“At the age of 82 I got married for the first time. They were wonderful years, and we visited Tasmania on three occasions,” she said.

Those journeys were just three of the 18 times she has returned to Tasmania to visit family since she left in 1957.

“My last trip was 18 months ago, but now I’m unable to travel the long distance – however, I still talk to my sister, who lives in Rosny, every day on Facetime,” she said.

Nancy’s story

Born on her father’s family farm in Dairy Planes near Ulverstone, Tasmania, Nancy attended the local primary school in Deloraine before studying at the (then) Launceston High School. She moved to Hobart to study her undergraduate degree at the University’s first location, Domain House, taking a five-year break to teach high school maths and chemistry.

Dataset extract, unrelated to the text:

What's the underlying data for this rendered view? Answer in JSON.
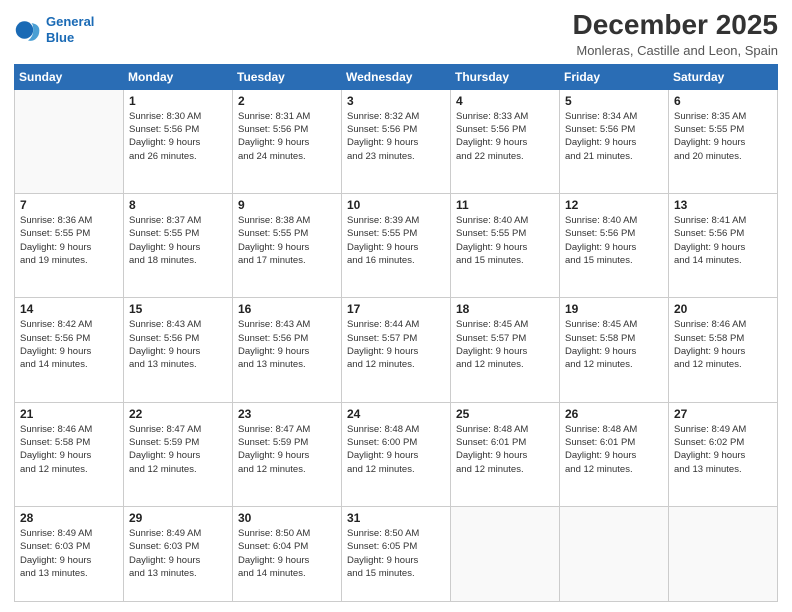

Nancy graduated in May 1949, and went on to work as a biochemist at Launceston General Hospital, leaving after five years to travel to England where her father was born. While abroad, she obtained a position at the Royal Postgraduate Medical School in London, where she completed her PhD in biochemistry.

Her supervisors suggested that she spend time researching in the United States, and she left for New York City, where she spent three years at the Rockefeller Institute for Medical Research, followed by two years working in Sydney, Australia.

After receiving permanent residency to live in the United States, she returned to New York City to take up a research position at the Memorial Sloan Kettering Cancer Centre, before spending the next fourteen years at one of the four Texas state medical schools.

She now lives in a retirement community in New Hampshire, where she met and married her late husband, Henry.

Published on: 03 May 2018 12:38pm